◆ Activity ◆
When you write out the records, keep every line exactly as it is.

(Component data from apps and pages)
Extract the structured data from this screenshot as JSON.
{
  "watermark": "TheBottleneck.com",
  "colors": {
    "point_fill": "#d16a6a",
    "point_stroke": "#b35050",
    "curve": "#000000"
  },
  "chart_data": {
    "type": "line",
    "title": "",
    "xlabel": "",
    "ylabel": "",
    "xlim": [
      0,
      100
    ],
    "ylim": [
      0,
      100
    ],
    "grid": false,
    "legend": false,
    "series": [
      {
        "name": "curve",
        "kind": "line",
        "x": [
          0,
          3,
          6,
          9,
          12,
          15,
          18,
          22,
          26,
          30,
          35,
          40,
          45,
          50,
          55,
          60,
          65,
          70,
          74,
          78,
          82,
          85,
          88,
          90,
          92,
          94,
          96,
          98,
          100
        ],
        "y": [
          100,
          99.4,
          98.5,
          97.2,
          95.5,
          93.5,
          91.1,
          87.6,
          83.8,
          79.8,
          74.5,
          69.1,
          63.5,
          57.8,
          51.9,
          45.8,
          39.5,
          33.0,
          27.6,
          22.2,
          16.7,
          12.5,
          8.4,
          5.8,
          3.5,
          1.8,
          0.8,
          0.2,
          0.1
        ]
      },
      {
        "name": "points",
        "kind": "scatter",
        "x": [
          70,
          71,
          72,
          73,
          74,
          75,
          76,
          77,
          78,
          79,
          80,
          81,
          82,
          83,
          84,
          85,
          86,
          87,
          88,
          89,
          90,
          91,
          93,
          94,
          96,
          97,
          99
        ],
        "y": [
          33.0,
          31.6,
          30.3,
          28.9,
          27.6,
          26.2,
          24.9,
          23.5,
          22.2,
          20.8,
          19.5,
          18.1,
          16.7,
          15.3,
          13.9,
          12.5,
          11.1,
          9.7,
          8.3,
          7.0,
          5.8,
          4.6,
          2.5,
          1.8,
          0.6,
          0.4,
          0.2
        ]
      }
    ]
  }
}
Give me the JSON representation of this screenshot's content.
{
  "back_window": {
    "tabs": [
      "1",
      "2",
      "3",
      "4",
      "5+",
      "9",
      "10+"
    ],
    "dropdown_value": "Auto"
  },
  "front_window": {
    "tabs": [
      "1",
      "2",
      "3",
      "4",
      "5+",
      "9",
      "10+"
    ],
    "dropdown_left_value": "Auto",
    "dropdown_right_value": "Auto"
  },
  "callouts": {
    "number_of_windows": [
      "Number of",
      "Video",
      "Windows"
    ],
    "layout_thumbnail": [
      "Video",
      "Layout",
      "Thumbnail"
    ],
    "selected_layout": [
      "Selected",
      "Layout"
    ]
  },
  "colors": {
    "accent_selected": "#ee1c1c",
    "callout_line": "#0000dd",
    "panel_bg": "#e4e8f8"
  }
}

◆ Response below ◆
Extract the structured data from this screenshot as JSON.
{
  "watermark": "TheBottleneck.com",
  "colors": {
    "point_fill": "#d16a6a",
    "point_stroke": "#b35050",
    "curve": "#000000"
  },
  "chart_data": {
    "type": "line",
    "title": "",
    "xlabel": "",
    "ylabel": "",
    "xlim": [
      0,
      100
    ],
    "ylim": [
      0,
      100
    ],
    "grid": false,
    "legend": false,
    "series": [
      {
        "name": "curve",
        "kind": "line",
        "x": [
          0,
          3,
          6,
          9,
          12,
          15,
          18,
          22,
          26,
          30,
          35,
          40,
          45,
          50,
          55,
          60,
          65,
          70,
          74,
          78,
          82,
          85,
          88,
          90,
          92,
          94,
          96,
          98,
          100
        ],
        "y": [
          100,
          99.4,
          98.5,
          97.2,
          95.5,
          93.5,
          91.1,
          87.6,
          83.8,
          79.8,
          74.5,
          69.1,
          63.5,
          57.8,
          51.9,
          45.8,
          39.5,
          33.0,
          27.6,
          22.2,
          16.7,
          12.5,
          8.4,
          5.8,
          3.5,
          1.8,
          0.8,
          0.2,
          0.1
        ]
      },
      {
        "name": "points",
        "kind": "scatter",
        "x": [
          70,
          71,
          72,
          73,
          74,
          75,
          76,
          77,
          78,
          79,
          80,
          81,
          82,
          83,
          84,
          85,
          86,
          87,
          88,
          89,
          90,
          91,
          93,
          94,
          96,
          97,
          99
        ],
        "y": [
          33.0,
          31.6,
          30.3,
          28.9,
          27.6,
          26.2,
          24.9,
          23.5,
          22.2,
          20.8,
          19.5,
          18.1,
          16.7,
          15.3,
          13.9,
          12.5,
          11.1,
          9.7,
          8.3,
          7.0,
          5.8,
          4.6,
          2.5,
          1.8,
          0.6,
          0.4,
          0.2
        ]
      }
    ]
  }
}
Give me the JSON representation of this screenshot's content.
{
  "back_window": {
    "tabs": [
      "1",
      "2",
      "3",
      "4",
      "5+",
      "9",
      "10+"
    ],
    "dropdown_value": "Auto"
  },
  "front_window": {
    "tabs": [
      "1",
      "2",
      "3",
      "4",
      "5+",
      "9",
      "10+"
    ],
    "dropdown_left_value": "Auto",
    "dropdown_right_value": "Auto"
  },
  "callouts": {
    "number_of_windows": [
      "Number of",
      "Video",
      "Windows"
    ],
    "layout_thumbnail": [
      "Video",
      "Layout",
      "Thumbnail"
    ],
    "selected_layout": [
      "Selected",
      "Layout"
    ]
  },
  "colors": {
    "accent_selected": "#ee1c1c",
    "callout_line": "#0000dd",
    "panel_bg": "#e4e8f8"
  }
}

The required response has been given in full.